■ To do: What you produce should be every line from the data that includes "icon".

⁂

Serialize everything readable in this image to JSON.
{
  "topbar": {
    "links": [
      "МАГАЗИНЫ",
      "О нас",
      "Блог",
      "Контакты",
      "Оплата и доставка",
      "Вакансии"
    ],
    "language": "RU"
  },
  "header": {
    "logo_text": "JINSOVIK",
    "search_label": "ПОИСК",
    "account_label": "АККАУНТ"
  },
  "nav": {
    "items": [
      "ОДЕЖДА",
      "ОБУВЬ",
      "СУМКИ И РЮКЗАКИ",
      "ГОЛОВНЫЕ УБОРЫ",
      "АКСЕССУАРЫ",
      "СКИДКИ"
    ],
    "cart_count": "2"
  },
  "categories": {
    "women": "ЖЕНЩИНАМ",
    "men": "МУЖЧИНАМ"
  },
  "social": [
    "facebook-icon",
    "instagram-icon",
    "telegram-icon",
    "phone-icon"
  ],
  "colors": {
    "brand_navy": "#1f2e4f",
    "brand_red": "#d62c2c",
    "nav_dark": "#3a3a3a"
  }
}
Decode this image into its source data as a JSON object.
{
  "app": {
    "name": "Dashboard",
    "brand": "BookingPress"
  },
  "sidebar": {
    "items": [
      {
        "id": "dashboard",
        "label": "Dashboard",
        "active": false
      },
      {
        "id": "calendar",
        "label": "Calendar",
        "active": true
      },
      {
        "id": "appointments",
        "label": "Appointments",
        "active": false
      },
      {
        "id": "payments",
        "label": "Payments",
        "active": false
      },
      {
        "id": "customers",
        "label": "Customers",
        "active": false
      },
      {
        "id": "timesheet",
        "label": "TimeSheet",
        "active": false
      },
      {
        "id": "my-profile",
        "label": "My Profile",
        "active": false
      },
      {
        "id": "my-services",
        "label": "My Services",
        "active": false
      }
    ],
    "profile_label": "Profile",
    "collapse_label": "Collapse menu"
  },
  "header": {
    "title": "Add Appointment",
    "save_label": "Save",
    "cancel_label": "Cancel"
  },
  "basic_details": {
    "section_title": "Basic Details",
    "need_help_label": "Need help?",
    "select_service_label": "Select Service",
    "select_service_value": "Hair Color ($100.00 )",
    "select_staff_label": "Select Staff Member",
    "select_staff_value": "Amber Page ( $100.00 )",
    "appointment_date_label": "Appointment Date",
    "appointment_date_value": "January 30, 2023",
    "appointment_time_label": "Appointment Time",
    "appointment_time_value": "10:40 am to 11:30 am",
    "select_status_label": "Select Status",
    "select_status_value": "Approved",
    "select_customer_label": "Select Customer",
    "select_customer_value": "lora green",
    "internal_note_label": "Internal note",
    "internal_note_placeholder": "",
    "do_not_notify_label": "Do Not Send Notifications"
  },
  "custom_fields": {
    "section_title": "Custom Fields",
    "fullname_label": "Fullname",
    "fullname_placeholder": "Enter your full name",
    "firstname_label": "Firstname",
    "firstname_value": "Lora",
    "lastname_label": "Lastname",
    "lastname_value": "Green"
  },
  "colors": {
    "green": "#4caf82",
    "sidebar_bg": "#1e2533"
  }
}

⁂

■ Answer to this exercise:
    "facebook-icon",
    "instagram-icon",
    "telegram-icon",
    "phone-icon"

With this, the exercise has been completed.